By Paul Reynolds
World affairs correspondent, BBC News website
It is a key week for US policy in Iraq.
General Petraeus and President Bush: Key week ahead
The top US commander in Iraq, General David Petraeus, will give evidence in person to Congress.
President George W Bush will later file a formal report on the performance of the Iraqi government in meeting US-set benchmarks for political reconciliation.
The most likely outcome of this intense period of assessment is that the current military strategy will continue for the moment - with the hope of a relatively small reduction in troop levels early next year and another assessment in six months' time.
The Iraqi government will also come under renewed US pressure to do more to encourage political progress.
To adapt a nautical phrase, it will be "unsteady as she goes" - ie the course is a difficult one in rough seas, but no alternative is reckoned to be available at the moment.
Petraeus before Congress
General Petraeus is expected to hold out just enough hope to enable the Bush administration to see off efforts by Democrats in Congress to set a timetable for a withdrawal. He aims to buy time for the current strategy.
Starting on Monday, he will argue before congressional committees that the "surge" of US forces into Iraq this year (raising the level by 30,000 to more than 160,000), coupled with a new strategy of holding ground and seeking local allies, has won some "momentum", as he put it in a letter to his troops.
By April, decisions will have to be taken on whether to reduce number to the pre-surge levels because of the strain on army resources. Reductions will be the subject of further intense debate
He has admitted, however, that success has been "uneven".
He will highlight the improved security picture in the western province of Anbar, where tribal leaders have made an alliance with US forces against al-Qaeda fighters.
Relying on traditional leadership might not represent the kind of democratic change that the US wanted to see in Iraq, but any help is gratefully received in present circumstances.
However, progress is relative. A vivid account by Michael Gordon in the New York Times about how US forces are linking up with the tribal leaders also indicated how dangerous the area still is - Gordon was nearly blown up in a sophisticated ambush and the US colonel guiding him was wounded.
And according to Yahia Said of the London School of Economics, tribal loyalties are not reliable.
"They can turn on a dime. These same people were swearing their undying loyalty to Saddam Hussein," he commented.
Timetable for 2008
General Petraeus is nevertheless holding out the prospect of withdrawing perhaps a brigade of about 4,000 troops in the new year. That would be more symbolic than anything - a gesture towards Congress and a reminder to the Iraqi government that US support has its limits.
By April, decisions will have to be taken on whether to reduce number to the pre-surge levels because of the strain on army resources. Reductions will be the subject of further intense debate.

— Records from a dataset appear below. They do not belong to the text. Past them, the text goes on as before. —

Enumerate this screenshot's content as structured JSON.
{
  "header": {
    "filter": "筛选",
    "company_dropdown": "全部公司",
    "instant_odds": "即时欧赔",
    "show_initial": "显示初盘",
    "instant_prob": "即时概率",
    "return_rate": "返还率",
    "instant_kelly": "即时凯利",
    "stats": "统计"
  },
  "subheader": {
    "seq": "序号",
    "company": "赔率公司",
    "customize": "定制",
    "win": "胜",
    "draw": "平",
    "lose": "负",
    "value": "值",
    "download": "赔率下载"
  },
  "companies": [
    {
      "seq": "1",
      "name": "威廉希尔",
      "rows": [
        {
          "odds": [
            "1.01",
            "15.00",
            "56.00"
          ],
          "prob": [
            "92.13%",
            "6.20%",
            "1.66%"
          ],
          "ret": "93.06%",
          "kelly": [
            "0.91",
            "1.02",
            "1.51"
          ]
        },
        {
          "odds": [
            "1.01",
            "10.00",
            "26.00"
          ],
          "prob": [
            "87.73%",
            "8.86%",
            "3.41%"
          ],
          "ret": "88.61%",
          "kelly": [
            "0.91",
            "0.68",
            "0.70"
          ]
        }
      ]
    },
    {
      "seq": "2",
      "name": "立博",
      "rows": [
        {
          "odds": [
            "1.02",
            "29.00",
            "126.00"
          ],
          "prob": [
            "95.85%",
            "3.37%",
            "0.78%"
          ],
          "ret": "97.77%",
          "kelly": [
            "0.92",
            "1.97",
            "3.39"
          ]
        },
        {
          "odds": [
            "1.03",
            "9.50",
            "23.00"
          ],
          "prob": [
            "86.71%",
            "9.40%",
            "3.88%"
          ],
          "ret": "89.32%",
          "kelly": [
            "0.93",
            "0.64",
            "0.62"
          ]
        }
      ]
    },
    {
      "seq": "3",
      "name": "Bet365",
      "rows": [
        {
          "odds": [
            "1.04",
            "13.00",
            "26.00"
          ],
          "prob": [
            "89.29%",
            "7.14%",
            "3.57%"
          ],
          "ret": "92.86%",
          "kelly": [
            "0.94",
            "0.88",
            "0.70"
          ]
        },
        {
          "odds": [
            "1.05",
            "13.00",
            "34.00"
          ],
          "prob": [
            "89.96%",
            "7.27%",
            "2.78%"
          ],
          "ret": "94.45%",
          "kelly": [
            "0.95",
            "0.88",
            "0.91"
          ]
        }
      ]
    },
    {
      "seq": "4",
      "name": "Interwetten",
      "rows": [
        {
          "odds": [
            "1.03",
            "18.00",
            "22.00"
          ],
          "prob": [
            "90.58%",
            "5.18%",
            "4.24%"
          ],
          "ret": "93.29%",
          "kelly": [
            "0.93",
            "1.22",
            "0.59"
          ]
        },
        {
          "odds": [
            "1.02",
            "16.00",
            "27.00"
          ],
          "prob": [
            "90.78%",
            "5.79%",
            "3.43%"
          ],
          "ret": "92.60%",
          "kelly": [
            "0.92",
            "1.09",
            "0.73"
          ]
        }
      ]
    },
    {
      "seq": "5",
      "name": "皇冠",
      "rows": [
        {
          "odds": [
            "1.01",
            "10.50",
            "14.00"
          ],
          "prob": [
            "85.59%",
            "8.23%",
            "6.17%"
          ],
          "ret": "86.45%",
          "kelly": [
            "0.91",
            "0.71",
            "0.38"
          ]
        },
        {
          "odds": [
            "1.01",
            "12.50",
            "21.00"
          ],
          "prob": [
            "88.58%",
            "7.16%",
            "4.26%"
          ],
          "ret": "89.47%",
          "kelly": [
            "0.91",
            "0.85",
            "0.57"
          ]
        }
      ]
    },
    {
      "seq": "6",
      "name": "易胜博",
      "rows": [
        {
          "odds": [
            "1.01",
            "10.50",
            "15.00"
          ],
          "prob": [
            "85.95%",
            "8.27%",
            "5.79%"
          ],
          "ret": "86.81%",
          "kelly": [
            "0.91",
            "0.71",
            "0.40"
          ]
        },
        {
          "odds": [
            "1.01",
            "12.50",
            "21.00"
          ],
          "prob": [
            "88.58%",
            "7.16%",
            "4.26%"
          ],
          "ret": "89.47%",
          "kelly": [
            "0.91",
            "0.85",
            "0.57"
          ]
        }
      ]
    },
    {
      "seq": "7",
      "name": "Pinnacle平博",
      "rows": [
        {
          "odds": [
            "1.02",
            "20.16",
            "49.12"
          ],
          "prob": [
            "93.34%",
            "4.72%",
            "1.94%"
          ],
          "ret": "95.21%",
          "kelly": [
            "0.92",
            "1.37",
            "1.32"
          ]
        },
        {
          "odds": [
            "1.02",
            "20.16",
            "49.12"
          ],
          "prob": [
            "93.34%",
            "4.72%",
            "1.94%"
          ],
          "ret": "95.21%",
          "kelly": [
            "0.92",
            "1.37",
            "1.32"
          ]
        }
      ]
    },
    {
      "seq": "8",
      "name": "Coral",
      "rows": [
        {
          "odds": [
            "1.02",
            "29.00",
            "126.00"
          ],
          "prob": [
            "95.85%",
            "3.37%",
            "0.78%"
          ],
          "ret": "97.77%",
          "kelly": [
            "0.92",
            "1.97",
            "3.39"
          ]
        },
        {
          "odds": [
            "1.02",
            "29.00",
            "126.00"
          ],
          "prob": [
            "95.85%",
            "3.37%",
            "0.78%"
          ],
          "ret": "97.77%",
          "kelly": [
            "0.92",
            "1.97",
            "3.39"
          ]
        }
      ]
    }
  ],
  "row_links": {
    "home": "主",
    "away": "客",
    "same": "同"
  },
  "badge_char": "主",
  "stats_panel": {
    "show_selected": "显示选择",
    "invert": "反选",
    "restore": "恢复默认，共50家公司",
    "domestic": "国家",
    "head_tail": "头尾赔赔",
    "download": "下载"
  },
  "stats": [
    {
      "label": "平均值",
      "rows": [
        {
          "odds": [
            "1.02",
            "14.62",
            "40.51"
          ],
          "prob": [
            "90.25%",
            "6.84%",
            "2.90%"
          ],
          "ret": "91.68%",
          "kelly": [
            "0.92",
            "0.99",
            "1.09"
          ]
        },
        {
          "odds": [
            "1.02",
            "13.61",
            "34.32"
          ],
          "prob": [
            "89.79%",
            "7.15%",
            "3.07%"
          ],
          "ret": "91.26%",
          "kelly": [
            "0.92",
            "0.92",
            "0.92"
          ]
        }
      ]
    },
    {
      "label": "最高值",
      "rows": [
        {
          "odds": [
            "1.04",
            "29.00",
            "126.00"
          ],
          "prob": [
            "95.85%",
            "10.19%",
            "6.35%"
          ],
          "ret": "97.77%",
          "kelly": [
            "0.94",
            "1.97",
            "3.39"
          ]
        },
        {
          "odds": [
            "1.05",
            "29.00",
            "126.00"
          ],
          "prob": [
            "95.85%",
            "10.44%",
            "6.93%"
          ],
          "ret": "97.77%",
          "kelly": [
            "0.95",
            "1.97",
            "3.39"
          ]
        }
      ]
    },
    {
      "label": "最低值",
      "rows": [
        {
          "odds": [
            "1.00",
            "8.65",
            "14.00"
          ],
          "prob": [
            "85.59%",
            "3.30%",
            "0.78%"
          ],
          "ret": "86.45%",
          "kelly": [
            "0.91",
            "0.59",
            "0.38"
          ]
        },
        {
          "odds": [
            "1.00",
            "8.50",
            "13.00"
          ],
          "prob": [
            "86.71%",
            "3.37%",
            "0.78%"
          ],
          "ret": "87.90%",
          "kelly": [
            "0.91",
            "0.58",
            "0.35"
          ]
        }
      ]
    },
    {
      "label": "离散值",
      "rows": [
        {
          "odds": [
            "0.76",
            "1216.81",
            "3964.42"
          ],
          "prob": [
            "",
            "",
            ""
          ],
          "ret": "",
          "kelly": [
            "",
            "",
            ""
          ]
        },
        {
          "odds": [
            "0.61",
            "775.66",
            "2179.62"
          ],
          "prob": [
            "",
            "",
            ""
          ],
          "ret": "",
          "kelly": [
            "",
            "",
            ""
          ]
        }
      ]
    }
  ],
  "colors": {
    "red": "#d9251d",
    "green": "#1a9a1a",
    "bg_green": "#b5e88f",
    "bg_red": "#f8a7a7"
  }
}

If Congress is not satisfied, future funding for the war could be in doubt and pressure would grow for a withdrawal
The US commander will probably want to keep as many troops for as long as possible. After all, he was the author not only of this plan but also of the US army's manual of counter-insurgency. One of the key principles enshrined there is this: "Counter-insurgents should prepare for a long-term commitment."
His plan envisages establishing security in Baghdad and other key areas by the summer of 2008 and nationwide by the summer of 2009.
In his letter, he compared the position to that of a team in an American football game: "We are, in short, a long way from the goal line, but we do have the ball and we are driving down the field."
However he and the US ambassador to Iraq, Ryan Crocker, will also express disappointment at the pace of political progress in Iraq. The hope had been that the reinforcements would reduce violence sufficiently to enable the Iraq government to fulfil a list of 18 benchmarks aimed at political reconciliation.
General Petraeus said in his letter: "It has not worked out as we had hoped."
Framework for decisions
The congressional hearings are part of an elaborate structure of assessment laid down by Congress in legislation in May that gave extra funding for the wars in Iraq and Afghanistan.
This legislation stated: "The United States strategy in Iraq, hereafter, shall
be conditioned on the Iraqi government meeting benchmarks... "
The most important of the 18 benchmarks include the implementation of legislation on reforming laws against the employment of former Baath party members and on oil revenue sharing.
These benchmarks are not formally linked to troop numbers. But if Congress is not satisfied, future funding for the war could be in doubt and pressure would grow for a withdrawal. So they matter.
President Bush was required to report twice on whether the Iraqis were meeting the marks. The first report in July gave a mixed picture. His second report is due this week, possibly on Wednesday.
In advance of that report, General Petraeus and Ambassador Crocker were ordered to make themselves available to give evidence before Congress.
In addition, Congress' investigative arm, the Government Accountability Office, was told to draw up its own assessment of benchmark compliance. It issued a critical report last week.
Congress also ordered a professional assessment of Iraq's military and police. It was led by retired General James Jones and said in its report last week that the Iraqi police were "incapable" and that the (improved) Iraqi army could not operate independently for another 12-18 months.
The assessments will culminate in a television address by President Bush, possibly on Thursday.